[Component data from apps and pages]
● ● ●
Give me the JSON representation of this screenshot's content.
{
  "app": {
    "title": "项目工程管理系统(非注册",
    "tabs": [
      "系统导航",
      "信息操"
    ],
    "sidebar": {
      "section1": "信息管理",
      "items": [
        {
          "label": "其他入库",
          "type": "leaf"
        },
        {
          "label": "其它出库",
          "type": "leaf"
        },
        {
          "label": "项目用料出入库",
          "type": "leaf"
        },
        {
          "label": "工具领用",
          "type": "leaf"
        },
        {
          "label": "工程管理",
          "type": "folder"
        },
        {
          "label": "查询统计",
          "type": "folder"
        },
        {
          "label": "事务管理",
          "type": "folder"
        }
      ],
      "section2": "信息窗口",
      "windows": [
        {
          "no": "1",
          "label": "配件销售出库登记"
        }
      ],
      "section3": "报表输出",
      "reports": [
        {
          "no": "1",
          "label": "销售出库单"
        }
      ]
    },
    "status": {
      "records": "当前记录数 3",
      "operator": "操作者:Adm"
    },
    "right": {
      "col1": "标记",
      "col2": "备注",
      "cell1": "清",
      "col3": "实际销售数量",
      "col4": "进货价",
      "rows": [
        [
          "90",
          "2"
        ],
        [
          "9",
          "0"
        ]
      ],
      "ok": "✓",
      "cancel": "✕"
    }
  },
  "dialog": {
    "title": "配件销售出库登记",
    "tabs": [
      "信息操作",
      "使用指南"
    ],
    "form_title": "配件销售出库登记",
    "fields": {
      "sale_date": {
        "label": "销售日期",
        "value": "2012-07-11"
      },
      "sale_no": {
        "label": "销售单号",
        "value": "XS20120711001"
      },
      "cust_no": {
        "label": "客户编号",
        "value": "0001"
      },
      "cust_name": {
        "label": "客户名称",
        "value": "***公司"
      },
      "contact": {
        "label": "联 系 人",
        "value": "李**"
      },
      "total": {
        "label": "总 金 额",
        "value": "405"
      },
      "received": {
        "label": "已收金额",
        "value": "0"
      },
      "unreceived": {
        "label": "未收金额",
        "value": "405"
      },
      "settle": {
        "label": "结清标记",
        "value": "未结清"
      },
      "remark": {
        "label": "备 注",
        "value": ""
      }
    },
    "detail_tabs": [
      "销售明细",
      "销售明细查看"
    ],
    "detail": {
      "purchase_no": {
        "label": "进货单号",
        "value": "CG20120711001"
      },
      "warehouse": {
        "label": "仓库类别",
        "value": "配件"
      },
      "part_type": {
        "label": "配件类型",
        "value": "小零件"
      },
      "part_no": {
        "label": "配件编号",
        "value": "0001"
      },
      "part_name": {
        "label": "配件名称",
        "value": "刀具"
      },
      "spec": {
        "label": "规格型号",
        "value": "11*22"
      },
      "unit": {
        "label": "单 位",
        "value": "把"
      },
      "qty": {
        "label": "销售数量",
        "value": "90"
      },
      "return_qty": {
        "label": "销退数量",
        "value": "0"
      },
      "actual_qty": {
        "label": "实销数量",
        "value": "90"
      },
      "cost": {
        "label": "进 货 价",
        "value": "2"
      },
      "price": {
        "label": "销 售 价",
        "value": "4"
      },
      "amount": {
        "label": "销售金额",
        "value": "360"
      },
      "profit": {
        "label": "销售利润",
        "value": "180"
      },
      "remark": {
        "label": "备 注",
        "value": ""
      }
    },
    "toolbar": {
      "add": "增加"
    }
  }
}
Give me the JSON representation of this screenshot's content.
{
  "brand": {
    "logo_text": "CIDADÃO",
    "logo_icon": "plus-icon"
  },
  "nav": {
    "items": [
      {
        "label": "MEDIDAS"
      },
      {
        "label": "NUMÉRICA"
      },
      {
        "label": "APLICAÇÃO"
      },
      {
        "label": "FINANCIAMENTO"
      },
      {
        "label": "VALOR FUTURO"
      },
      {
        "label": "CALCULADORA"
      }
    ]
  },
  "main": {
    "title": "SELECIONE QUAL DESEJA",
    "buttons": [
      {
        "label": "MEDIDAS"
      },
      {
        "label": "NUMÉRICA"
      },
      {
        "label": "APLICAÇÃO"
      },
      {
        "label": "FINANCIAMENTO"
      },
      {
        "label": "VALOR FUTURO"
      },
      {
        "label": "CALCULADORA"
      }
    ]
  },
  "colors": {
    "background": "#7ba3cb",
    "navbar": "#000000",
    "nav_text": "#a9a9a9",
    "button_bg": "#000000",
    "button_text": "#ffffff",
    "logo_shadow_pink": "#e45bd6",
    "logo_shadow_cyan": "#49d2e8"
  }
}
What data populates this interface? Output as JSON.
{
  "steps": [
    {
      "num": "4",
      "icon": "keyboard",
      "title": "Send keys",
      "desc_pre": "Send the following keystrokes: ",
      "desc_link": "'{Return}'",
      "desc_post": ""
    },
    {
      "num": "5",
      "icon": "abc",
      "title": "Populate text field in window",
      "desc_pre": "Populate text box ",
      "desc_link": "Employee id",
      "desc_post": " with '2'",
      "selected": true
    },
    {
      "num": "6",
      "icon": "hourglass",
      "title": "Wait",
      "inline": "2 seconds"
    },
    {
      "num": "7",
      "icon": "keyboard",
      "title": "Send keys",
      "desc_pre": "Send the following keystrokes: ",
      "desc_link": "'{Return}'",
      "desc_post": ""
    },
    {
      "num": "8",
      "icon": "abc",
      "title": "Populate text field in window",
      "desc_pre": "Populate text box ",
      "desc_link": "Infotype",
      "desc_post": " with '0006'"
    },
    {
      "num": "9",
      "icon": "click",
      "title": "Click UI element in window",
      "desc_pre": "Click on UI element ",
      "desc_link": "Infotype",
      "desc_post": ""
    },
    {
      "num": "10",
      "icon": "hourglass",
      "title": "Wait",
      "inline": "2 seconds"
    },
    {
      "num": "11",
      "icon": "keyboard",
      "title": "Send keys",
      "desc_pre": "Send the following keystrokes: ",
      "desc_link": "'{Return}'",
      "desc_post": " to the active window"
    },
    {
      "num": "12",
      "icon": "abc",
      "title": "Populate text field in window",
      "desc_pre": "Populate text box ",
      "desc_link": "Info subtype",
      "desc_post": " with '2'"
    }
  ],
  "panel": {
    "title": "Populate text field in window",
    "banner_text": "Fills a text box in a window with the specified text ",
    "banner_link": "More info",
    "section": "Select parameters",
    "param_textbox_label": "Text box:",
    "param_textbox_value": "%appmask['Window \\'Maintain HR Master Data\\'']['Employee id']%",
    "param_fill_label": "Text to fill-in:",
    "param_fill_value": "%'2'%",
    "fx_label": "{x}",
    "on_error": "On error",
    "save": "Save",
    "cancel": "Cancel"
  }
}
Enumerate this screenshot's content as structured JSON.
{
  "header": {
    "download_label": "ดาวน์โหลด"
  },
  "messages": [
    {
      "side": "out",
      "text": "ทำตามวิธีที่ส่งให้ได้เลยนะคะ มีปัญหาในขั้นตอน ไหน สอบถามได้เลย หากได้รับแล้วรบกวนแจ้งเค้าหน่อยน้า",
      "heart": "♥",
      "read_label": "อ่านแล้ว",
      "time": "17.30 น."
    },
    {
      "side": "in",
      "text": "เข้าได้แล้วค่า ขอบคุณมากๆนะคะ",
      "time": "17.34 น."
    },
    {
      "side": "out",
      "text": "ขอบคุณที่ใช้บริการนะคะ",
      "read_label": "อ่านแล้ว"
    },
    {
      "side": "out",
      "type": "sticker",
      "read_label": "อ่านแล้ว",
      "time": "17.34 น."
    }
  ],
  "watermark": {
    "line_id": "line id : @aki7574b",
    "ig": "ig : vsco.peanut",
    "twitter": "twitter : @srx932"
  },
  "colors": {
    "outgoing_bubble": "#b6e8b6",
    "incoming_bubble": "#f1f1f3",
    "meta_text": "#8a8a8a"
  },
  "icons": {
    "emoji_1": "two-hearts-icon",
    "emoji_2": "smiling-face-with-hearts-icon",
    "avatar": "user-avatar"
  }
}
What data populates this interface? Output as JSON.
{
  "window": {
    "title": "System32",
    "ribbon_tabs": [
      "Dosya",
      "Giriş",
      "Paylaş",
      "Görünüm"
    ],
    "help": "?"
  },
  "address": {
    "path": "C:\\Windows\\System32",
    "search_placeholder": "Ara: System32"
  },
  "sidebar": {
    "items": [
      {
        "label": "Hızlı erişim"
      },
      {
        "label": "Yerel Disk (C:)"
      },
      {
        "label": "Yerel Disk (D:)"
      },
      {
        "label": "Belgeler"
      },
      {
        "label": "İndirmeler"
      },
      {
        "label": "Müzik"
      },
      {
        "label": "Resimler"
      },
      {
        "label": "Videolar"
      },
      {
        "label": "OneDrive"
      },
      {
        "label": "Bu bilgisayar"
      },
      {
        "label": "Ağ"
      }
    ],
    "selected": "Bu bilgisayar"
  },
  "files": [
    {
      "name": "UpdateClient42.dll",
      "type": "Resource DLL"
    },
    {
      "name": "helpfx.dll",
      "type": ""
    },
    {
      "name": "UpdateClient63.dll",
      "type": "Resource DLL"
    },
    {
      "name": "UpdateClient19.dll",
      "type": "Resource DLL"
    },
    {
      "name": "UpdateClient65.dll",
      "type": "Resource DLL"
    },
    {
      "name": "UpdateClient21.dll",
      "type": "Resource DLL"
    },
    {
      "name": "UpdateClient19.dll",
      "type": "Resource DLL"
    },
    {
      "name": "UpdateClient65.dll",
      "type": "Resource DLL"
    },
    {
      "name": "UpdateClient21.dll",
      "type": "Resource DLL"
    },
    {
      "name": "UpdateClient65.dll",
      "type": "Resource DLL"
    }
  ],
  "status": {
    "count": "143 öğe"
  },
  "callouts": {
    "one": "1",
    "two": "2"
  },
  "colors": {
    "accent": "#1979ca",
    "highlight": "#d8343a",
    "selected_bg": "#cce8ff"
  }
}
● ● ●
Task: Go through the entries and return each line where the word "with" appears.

Written solution:
      "desc_post": " with '2'",
      "desc_post": " with '0006'"
      "desc_post": " with '2'"
    "banner_text": "Fills a text box in a window with the specified text ",
    "emoji_2": "smiling-face-with-hearts-icon",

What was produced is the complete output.